Sabeena: From a brand perspective, we’re a bit Nordstrom-y, as we strongly believe that the consumer is always right. It’s an old school mentality, but I think it’s making a comeback: if people give us feedback about the product, we make sure that we’re taking it to heart. Your brand’s tentacles can only stretch so far without a good consumer foundation. Whether it’s via text or DM, we respond everywhere. Consumers are honestly surprised how responsive we are.
Where do you see things going? What’s the dream for the next few years?
Sabeena: On the product side, expanding into new categories is exciting. Right now we’re starting with cookie dough, but having this platform of rethinking junk food is truly where we want to go. We talk about hedonistic health a lot, which is making healthy things pleasurable, and that’s often at odds. Most of the time when you have something healthy, it tastes like cardboard or kale and you just want something delicious. The ultimate vision is to rethink junk food.

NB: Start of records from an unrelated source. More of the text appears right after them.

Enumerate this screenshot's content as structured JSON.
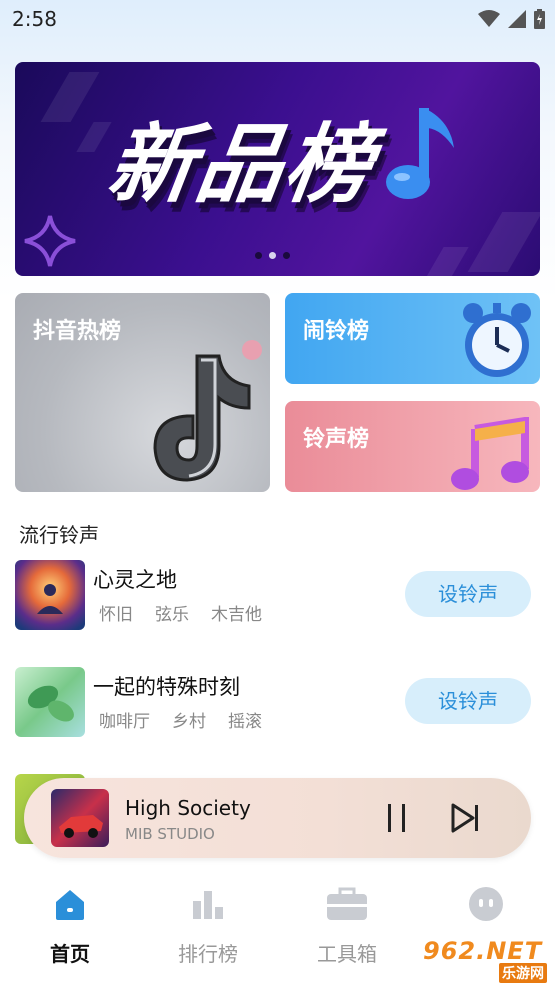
{
  "status_bar": {
    "time": "2:58"
  },
  "banner": {
    "title": "新品榜",
    "slide_count": 3,
    "active_slide": 2
  },
  "cards": {
    "douyin": {
      "label": "抖音热榜"
    },
    "alarm": {
      "label": "闹铃榜"
    },
    "ringtone": {
      "label": "铃声榜"
    }
  },
  "section": {
    "title": "流行铃声"
  },
  "songs": [
    {
      "name": "心灵之地",
      "tags": [
        "怀旧",
        "弦乐",
        "木吉他"
      ],
      "button": "设铃声"
    },
    {
      "name": "一起的特殊时刻",
      "tags": [
        "咖啡厅",
        "乡村",
        "摇滚"
      ],
      "button": "设铃声"
    }
  ],
  "player": {
    "title": "High Society",
    "artist": "MIB STUDIO"
  },
  "tabs": [
    {
      "label": "首页",
      "icon": "home-icon",
      "active": true
    },
    {
      "label": "排行榜",
      "icon": "bar-chart-icon",
      "active": false
    },
    {
      "label": "工具箱",
      "icon": "toolbox-icon",
      "active": false
    },
    {
      "label": "",
      "icon": "profile-icon",
      "active": false
    }
  ],
  "watermark": {
    "text": "962.NET",
    "subtext": "乐游网"
  },
  "colors": {
    "accent": "#2b8fd9",
    "button_bg": "#d7eefb",
    "tab_active": "#2b8fd9"
  }
}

Scout: And we want our consumers enjoying our products from 9 am to 9 pm, though people are already doing that with our cookie dough! Whether we’re re-thinking donuts and pop tarts, we’re encompassing everything from breakfast to snacks and dessert. The possibilities are endless.
Sabeena: That’s a way to meet mainstream America, too. We’re currently in stores in LA, we over index in New York / Northeast, and we’re starting to get into Chicago, Dallas, and D.C. via Foxtrot Markets. We really want to figure out how to make DEUX as accessible to as many people as possible -- including in the middle of the country. We don’t just want to be this coastal, elite brand. Obviously that comes with a little bit of time and information, so we’re working to educate and build awareness with consumers so we can reach both the LA Erewhon consumer, but also folks in Texas, Idaho, Indiana, and beyond.
Scout: We’re not supposed to say! But...mine is Chocolate Chip.
Sabeena: I have two flavors for different things. Brownie if I’m having wine and watching reality TV at night and want something indulgent. For snacking throughout the day, I’ll have a bite of Peanut Butter because it feels like I’m having a bite of a protein bar, so right after lunch, before a workout if I need a pick-me-up.
Thanks for reading our interview with Scout and Sabeena! Have a founder you’d like for us to interview? Let us know: firstname.lastname@example.org.